The task: An exact copy of all the data is the required output.

Available data:
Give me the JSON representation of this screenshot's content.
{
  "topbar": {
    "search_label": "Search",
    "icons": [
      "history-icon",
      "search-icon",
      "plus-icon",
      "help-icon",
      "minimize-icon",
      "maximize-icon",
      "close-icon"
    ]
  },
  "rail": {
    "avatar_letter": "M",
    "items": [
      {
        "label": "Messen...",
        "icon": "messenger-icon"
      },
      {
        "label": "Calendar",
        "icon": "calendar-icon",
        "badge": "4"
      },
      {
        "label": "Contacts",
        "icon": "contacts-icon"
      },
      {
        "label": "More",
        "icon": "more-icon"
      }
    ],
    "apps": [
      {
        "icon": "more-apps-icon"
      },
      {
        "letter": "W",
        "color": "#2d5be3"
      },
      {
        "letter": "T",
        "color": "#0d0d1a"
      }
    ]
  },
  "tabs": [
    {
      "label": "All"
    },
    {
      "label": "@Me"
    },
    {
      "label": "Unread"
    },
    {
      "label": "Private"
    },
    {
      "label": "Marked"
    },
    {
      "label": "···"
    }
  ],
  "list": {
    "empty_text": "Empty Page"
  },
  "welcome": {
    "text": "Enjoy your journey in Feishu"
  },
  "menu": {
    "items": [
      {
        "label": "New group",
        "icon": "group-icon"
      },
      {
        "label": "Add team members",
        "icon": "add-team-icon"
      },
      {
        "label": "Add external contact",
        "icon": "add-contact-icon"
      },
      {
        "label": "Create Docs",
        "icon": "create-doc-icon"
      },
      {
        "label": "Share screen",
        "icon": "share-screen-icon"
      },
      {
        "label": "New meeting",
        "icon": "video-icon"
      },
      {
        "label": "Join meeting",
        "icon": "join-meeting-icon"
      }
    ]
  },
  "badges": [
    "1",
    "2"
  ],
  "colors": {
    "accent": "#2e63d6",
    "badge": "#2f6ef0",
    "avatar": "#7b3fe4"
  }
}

Response for this exercise:
Give me the JSON representation of this screenshot's content.
{
  "topbar": {
    "search_label": "Search",
    "icons": [
      "history-icon",
      "search-icon",
      "plus-icon",
      "help-icon",
      "minimize-icon",
      "maximize-icon",
      "close-icon"
    ]
  },
  "rail": {
    "avatar_letter": "M",
    "items": [
      {
        "label": "Messen...",
        "icon": "messenger-icon"
      },
      {
        "label": "Calendar",
        "icon": "calendar-icon",
        "badge": "4"
      },
      {
        "label": "Contacts",
        "icon": "contacts-icon"
      },
      {
        "label": "More",
        "icon": "more-icon"
      }
    ],
    "apps": [
      {
        "icon": "more-apps-icon"
      },
      {
        "letter": "W",
        "color": "#2d5be3"
      },
      {
        "letter": "T",
        "color": "#0d0d1a"
      }
    ]
  },
  "tabs": [
    {
      "label": "All"
    },
    {
      "label": "@Me"
    },
    {
      "label": "Unread"
    },
    {
      "label": "Private"
    },
    {
      "label": "Marked"
    },
    {
      "label": "···"
    }
  ],
  "list": {
    "empty_text": "Empty Page"
  },
  "welcome": {
    "text": "Enjoy your journey in Feishu"
  },
  "menu": {
    "items": [
      {
        "label": "New group",
        "icon": "group-icon"
      },
      {
        "label": "Add team members",
        "icon": "add-team-icon"
      },
      {
        "label": "Add external contact",
        "icon": "add-contact-icon"
      },
      {
        "label": "Create Docs",
        "icon": "create-doc-icon"
      },
      {
        "label": "Share screen",
        "icon": "share-screen-icon"
      },
      {
        "label": "New meeting",
        "icon": "video-icon"
      },
      {
        "label": "Join meeting",
        "icon": "join-meeting-icon"
      }
    ]
  },
  "badges": [
    "1",
    "2"
  ],
  "colors": {
    "accent": "#2e63d6",
    "badge": "#2f6ef0",
    "avatar": "#7b3fe4"
  }
}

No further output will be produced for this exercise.